What Arizona's Health Care Cost Containment System Means for Diabetes Patients
Arizona has come up with a new method to help pay for Medicaid.
They want to penalize overweight Medicare recipients for failing to lose weight.
According to an article in the New York Times, Arizona's Health Care Cost Containment System has proposed charging smokers $50 a year and applying a similar fee to diabetes patients who do not follow their doctor's orders to lose weight, said Monica Coury, a spokeswoman for the state Medicaid agency. . . .
"Ms. Coury said the cash-strapped agency would not be weighing people and slapping a fine on those carrying extra pounds. Rather, the $50 would be charged to those who were specifically urged by doctors to lose weight for health reasons, like diabetes, but failed to do so, she said.
" ‘We don't care how much you weigh,' she said. ‘We care if you are doing something you should be doing to manage your disease.' "
What these beaurocrats don't understand is that if you're overweight, it can be very difficult, short of starving yourself, to lose that weight. It is especially difficult to lose when your doctor prescribes medication that causes weight gain. And it's very difficult to lose weight when you don't have much income and are forced to buy whatever food is the cheapest.
Although one might argue that it was fair to fine people for not trying to lose weight, for example, for refusing to take part in a nutritional counseling program, it's totally unfair to fine people, especially people with limited financial resources, for failing to succeed at losing weight.
Most people who are overweight have been trying to lose weight their entire lives, and they haven't succeeded. Why? There are many reasons.
Some overweight people have metabolic differences (leptin deficiency, although it affects only a few people worldwide, is an extreme example) that make them very efficient at putting on fat. They will gain weight on a diet that would cause other people to lose.
Some overweight people have very little money for food, and so they're forced to exist on high-carbohydrate foods like bread and rice that raise blood sugar and insulin levels and favor the storage of fat. It's very well to tell people to "eat more fruit and vegetables," but if you live in an inner city neighborhood where the only fruits and vegetables at your local bodega are overripe bananas, it's difficult to do that.
Some social workers actually urge low-income people to live on fast food, because you can get more calories for your dollar with the cheap french fries and fat you get from fast food.
Some overweight people have problems with their appetite-control systems, so they're constantly hungry. Putting food in front of hungry people and not allowing them to eat is a form of torture.

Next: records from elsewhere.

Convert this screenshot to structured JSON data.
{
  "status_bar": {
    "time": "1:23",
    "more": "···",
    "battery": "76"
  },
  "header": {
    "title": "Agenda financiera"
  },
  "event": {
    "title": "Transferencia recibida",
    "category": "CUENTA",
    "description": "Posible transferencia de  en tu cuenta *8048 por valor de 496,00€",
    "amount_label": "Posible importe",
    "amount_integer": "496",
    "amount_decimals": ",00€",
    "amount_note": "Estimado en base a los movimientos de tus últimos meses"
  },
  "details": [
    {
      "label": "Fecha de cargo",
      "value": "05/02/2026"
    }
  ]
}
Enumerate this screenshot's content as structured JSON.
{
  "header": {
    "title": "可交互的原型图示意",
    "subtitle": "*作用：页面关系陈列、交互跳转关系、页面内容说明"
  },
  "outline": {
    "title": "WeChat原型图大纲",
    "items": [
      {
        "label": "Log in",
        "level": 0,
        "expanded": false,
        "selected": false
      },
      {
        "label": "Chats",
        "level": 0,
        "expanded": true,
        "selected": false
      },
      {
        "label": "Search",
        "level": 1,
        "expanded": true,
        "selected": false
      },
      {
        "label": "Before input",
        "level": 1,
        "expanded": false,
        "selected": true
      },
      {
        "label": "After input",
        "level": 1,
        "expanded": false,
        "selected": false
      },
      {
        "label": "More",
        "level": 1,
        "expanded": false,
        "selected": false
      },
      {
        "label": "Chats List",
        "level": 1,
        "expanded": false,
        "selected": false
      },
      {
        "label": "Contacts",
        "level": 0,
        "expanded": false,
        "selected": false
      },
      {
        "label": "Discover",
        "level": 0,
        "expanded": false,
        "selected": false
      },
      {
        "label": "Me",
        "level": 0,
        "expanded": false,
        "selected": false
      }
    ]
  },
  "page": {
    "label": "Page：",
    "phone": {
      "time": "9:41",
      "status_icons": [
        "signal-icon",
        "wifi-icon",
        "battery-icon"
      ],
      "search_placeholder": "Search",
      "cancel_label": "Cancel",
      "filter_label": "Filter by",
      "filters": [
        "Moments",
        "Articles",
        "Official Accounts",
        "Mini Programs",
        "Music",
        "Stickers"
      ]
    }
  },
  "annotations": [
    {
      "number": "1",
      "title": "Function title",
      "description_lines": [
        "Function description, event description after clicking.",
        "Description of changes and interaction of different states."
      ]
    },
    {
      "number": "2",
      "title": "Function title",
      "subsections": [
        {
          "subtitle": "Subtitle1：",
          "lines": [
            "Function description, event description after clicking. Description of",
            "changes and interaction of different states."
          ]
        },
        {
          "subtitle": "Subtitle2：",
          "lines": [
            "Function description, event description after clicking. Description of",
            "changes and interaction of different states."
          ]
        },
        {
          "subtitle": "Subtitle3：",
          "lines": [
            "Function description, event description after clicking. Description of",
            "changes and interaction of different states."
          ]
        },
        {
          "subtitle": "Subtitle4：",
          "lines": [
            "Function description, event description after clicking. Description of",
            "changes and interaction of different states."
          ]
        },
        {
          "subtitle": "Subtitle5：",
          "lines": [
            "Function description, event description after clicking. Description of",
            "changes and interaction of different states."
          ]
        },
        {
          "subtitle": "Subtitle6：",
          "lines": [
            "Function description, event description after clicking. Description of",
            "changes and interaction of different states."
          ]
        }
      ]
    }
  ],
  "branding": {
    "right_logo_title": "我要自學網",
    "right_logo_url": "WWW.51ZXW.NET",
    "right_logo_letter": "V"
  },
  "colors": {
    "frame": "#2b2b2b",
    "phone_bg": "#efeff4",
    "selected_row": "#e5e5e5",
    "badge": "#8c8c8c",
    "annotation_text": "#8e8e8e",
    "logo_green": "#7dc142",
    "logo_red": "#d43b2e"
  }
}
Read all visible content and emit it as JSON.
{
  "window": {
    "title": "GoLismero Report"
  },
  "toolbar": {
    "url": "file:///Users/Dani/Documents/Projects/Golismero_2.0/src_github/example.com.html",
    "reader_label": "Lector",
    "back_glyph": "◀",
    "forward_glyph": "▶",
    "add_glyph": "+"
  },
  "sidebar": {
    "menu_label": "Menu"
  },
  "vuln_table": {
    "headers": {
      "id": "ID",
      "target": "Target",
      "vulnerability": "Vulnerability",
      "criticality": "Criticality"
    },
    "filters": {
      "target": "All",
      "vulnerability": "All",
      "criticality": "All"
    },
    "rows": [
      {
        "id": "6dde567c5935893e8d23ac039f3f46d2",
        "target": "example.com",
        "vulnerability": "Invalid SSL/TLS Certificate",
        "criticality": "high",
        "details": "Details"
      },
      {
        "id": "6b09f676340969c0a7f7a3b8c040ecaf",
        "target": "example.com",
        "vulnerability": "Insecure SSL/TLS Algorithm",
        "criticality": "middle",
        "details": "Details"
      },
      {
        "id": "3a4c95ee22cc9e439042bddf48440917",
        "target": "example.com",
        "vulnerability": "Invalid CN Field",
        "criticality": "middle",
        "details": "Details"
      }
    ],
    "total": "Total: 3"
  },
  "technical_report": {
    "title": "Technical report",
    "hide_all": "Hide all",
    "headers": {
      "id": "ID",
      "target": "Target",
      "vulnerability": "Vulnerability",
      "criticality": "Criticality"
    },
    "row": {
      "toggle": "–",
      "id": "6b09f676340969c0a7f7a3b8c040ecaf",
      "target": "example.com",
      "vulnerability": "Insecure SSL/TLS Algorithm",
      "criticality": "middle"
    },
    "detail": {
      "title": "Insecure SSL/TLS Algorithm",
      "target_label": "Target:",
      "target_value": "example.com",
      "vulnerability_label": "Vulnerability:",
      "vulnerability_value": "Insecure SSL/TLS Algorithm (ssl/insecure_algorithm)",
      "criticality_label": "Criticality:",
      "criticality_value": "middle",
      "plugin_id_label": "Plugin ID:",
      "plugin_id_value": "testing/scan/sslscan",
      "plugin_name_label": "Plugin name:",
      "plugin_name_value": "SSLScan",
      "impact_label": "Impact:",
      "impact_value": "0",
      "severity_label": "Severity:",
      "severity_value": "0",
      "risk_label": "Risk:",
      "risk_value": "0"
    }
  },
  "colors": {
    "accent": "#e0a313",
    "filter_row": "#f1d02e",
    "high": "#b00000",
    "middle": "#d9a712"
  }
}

But some overweight people face this situation three times a day or more.
If Medicaid's Arizona organization wants every overweight person on Medicaid to lose weight, I think they should start by providing sufficient funds to allow the overweight people who have been told by their doctors to lose weight to buy good cuts of grass-fed meats and organic low-carb vegetables.
If that turns out to be too costly for the state, then the beaurocrats should set a good example. Everyone in the agency should lose 20% of their weight on a poverty-level food budget. Until they do, they should stop telling overweight poor people how easy it is.